I remember as a child being fascinated by stories of the sinking of the Italian cruise liner Andrea Doria, after a collision at sea with the MS Stockholm off the coast of Nantucket. That fascination re-emerged with the grounding of the Costa Concordia off Giglio, Italy. I’m intrigued by this story. Why you might ask? Ship captains have always held a place of high regard in my psyche. I didn’t put them there consciously but somewhere in my upbringing and education a fascination with the sea, captains and voyages developed. More than a romantic notion, the fact the captain is always the last to leave the ship inspires a sense gallantry, admiration and respect for their leadership. The Concordia’s captain Francesco Schettino, abandoned his ship before all the passengers were accounted for, this is hard to understand.
Audiotapes of his conversation with Captain De Falco of the Italian Coast Guard, outraged by Captain Schettino’s actions, ordered him to return to the ship. De Falco has become a national hero in Italy. Uncomfortable with this image he says he was just doing his job. One news report stated Italian citizens don’t want the world to see them as “Captain Schettino’s”.
For the last 17 years the people of Italy have been living under the ether of scandals – sex, greed and corruption. The exploits of their former Prime Minister, media mogul Silvio Berlusconi are well documented. Yet he was re-elected repeatedly. Has it taken this fatal disaster, viewed around the world to let the people of Italy “wake-up”?

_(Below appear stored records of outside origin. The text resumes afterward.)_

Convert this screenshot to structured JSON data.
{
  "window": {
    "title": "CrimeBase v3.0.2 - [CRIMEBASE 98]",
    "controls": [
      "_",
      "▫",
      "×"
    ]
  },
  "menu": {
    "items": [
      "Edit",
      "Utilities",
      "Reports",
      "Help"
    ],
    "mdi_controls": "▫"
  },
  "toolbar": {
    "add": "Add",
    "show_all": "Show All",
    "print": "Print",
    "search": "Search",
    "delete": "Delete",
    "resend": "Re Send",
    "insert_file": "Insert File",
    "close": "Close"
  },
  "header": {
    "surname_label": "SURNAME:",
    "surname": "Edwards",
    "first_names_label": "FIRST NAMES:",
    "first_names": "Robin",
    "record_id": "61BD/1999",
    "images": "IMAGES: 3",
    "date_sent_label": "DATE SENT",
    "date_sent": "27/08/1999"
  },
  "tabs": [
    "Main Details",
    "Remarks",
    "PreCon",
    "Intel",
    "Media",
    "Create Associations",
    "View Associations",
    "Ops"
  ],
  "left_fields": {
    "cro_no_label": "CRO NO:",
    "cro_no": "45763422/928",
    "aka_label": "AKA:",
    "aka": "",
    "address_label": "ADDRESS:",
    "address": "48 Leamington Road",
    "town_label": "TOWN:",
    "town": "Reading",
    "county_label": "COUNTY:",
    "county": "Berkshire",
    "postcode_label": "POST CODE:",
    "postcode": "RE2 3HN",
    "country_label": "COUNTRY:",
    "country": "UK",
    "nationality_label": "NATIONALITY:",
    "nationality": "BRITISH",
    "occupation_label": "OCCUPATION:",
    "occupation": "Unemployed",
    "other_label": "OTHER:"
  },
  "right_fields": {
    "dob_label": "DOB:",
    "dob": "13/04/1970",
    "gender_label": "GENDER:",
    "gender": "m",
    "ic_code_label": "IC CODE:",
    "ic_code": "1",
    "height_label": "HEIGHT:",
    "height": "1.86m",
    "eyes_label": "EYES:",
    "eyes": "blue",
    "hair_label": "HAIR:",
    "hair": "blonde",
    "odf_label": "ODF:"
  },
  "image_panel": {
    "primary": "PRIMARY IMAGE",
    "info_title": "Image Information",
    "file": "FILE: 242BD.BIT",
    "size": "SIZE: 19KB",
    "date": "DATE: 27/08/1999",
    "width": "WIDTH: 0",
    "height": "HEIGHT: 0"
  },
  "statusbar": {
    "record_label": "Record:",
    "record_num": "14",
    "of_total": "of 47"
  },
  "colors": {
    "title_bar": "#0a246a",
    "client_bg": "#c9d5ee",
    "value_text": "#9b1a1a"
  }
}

I’ve no answers here. Only questions. Is there is a phenomena of leadership that permeates cultures wherein people become resigned and allow themselves to be led by individuals they don’t respect, or don’t like? Do cultures need tragedies to wake-up? What is it that lulls each of us into a state of resignation and non-action? How does this macro leadership phenomenon influence leadership in work systems?
This may be a bit much for a morning blog, but I am thinking of all the work we have to do here in the US and around the world to save our planet and reignite our humanity. Each of us needs to revisit our values and beliefs about power. Are we living according to our values and beliefs? If not, why? Personally, I don’t think there are any valid excuses for not doing so. The stakes are too high.